The main interest of our laboratory is red blood cell development. Inherited and acquired diseases of red blood cells affect a significant proportion of the world?s population and are a major cause of human morbidity and mortality. Study of the mechanisms of red blood cell development has contributed to the development of novel therapies for the treatment of these diseases. Further, red blood cells provide an excellent model with which to study basic cellular processes. Along this line, our laboratory is studying red blood cells to gain insights into the general regulation of gene expression, signal transduction, and most recently the trafficking of subcellular organelles.
Mitochondria are the primary site of oxidative phosphorylation and energy production in animal (and human) cells and are critical for life. Mitochondria are also the major site of reactive oxygen species (ROS) production. ROS are a natural byproduct of mitochondrial activity; but, when present in excess can damage cellular proteins and nucleic acids. Dysfunctional mitochondria produce more ROS than healthy mitochondria, and are implicated in a broad range of human disease, including aging, degenerative disease, and cancer. Recent studies from many laboratories, including our own, suggest that the principle mechanism for the elimination of dysfunctional mitochondria is mitophagy (literally, "mitochondrial eating"). In mitophagy, the cell compartmentalizes, destroys, and eliminates dysfunctional or unwanted mitochondria. Related processes include the elimination of peroxisomes (pexophagy), ribosomes (ribophagy), endoplasmic reticulum (reticulophagy), and even intracellular pathogens (xenophagy). Defective mitophagy has been strongly implicated in the pathogenesis of childhood Parkinson's disease.

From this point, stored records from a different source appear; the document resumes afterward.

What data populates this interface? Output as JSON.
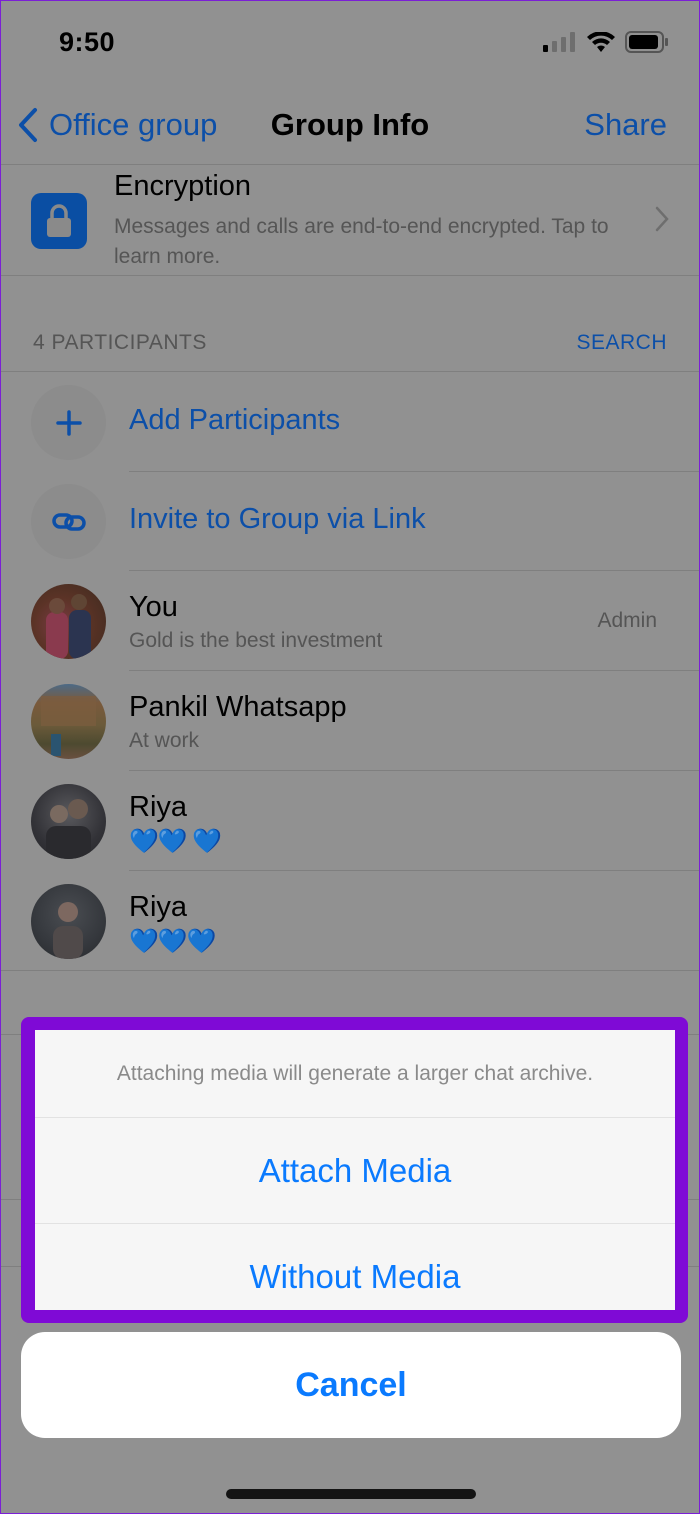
{
  "status_bar": {
    "time": "9:50",
    "icons": [
      "cellular-signal-icon",
      "wifi-icon",
      "battery-icon"
    ]
  },
  "nav": {
    "back_label": "Office group",
    "title": "Group Info",
    "share_label": "Share"
  },
  "encryption": {
    "title": "Encryption",
    "subtitle": "Messages and calls are end-to-end encrypted. Tap to learn more.",
    "icon": "lock-icon"
  },
  "participants_section": {
    "header": "4 PARTICIPANTS",
    "search_label": "SEARCH",
    "actions": [
      {
        "label": "Add Participants",
        "icon": "plus-icon"
      },
      {
        "label": "Invite to Group via Link",
        "icon": "link-icon"
      }
    ],
    "members": [
      {
        "name": "You",
        "status": "Gold is the best investment",
        "role": "Admin"
      },
      {
        "name": "Pankil Whatsapp",
        "status": "At work",
        "role": ""
      },
      {
        "name": "Riya",
        "status": "💙💙 💙",
        "role": ""
      },
      {
        "name": "Riya",
        "status": "💙💙💙",
        "role": ""
      }
    ]
  },
  "action_sheet": {
    "message": "Attaching media will generate a larger chat archive.",
    "options": [
      "Attach Media",
      "Without Media"
    ],
    "cancel_label": "Cancel",
    "highlight_color": "#7f0ad6"
  },
  "colors": {
    "accent": "#0a7afe",
    "dimmed_accent": "#0c4fa8",
    "overlay_bg": "#919191"
  }
}
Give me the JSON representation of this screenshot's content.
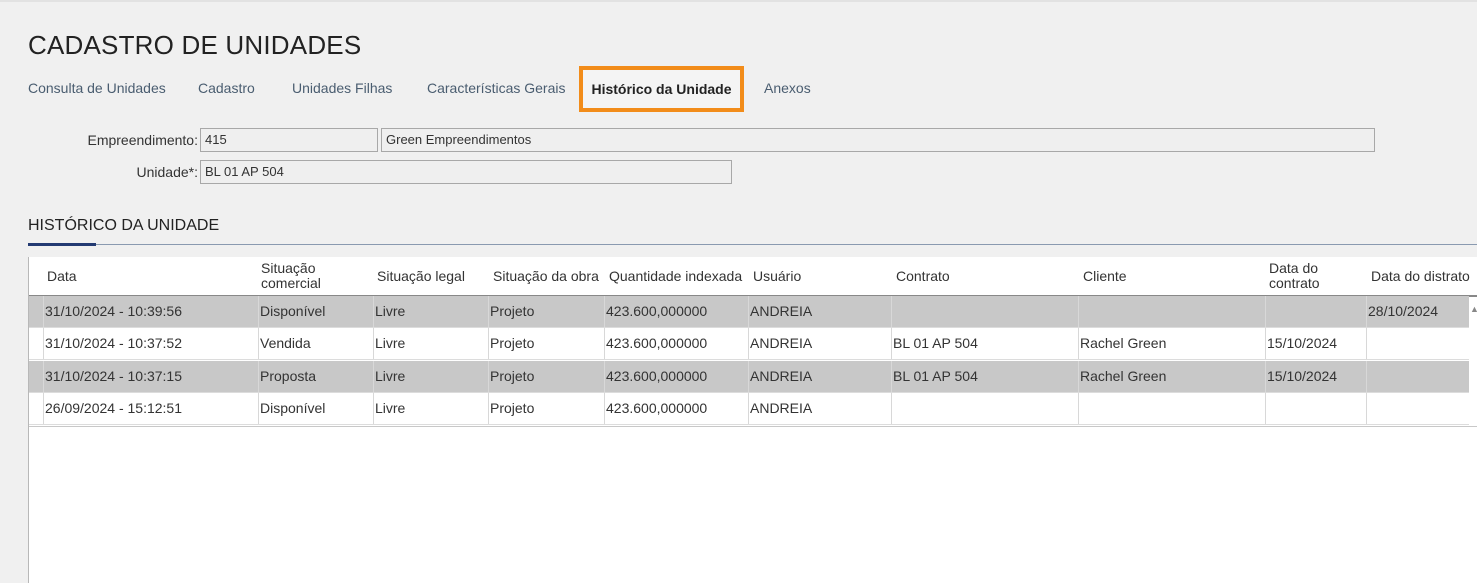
{
  "page": {
    "title": "CADASTRO DE UNIDADES"
  },
  "tabs": [
    {
      "label": "Consulta de Unidades"
    },
    {
      "label": "Cadastro"
    },
    {
      "label": "Unidades Filhas"
    },
    {
      "label": "Características Gerais"
    },
    {
      "label": "Histórico da Unidade",
      "active": true
    },
    {
      "label": "Anexos"
    }
  ],
  "form": {
    "empreendimento_label": "Empreendimento:",
    "empreendimento_code": "415",
    "empreendimento_name": "Green Empreendimentos",
    "unidade_label": "Unidade*:",
    "unidade_value": "BL 01 AP 504"
  },
  "section": {
    "title": "HISTÓRICO DA UNIDADE"
  },
  "table": {
    "columns": [
      "Data",
      "Situação comercial",
      "Situação legal",
      "Situação da obra",
      "Quantidade indexada",
      "Usuário",
      "Contrato",
      "Cliente",
      "Data do contrato",
      "Data do distrato"
    ],
    "rows": [
      [
        "31/10/2024 -  10:39:56",
        "Disponível",
        "Livre",
        "Projeto",
        "423.600,000000",
        "ANDREIA",
        "",
        "",
        "",
        "28/10/2024"
      ],
      [
        "31/10/2024 -  10:37:52",
        "Vendida",
        "Livre",
        "Projeto",
        "423.600,000000",
        "ANDREIA",
        "BL 01 AP 504",
        "Rachel Green",
        "15/10/2024",
        ""
      ],
      [
        "31/10/2024 -  10:37:15",
        "Proposta",
        "Livre",
        "Projeto",
        "423.600,000000",
        "ANDREIA",
        "BL 01 AP 504",
        "Rachel Green",
        "15/10/2024",
        ""
      ],
      [
        "26/09/2024 -  15:12:51",
        "Disponível",
        "Livre",
        "Projeto",
        "423.600,000000",
        "ANDREIA",
        "",
        "",
        "",
        ""
      ]
    ]
  },
  "colors": {
    "accent": "#f28c1a",
    "section_underline": "#233a72",
    "row_shaded": "#c8c8c8"
  }
}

Consistent with a dedicated role in gas transport, mature red blood cells contain hemoglobin and other proteins, but little else. Specifically, they lack membrane-bound, intracellular organelles, such as mitochondria. In this regard, one of the final steps in red blood cell development is the programmed elimination of mitochondria. About five years ago, our laboratory discovered that an integral, outer mitochondrial membrane protein, called NIX, is essential for mitochondrial elimination during red blood cell development. Given the importance of mitophagy in human disease, and how little we know about this process, our laboratory is dedicated to solving the mechanism of NIX-mediated mitochondrial elimination. In the past five years, we have published a series of papers, which have helped define this process. Our goal is to identify the components of this pathway, to understand its regulation, and to establish its relationship with core cellular activities.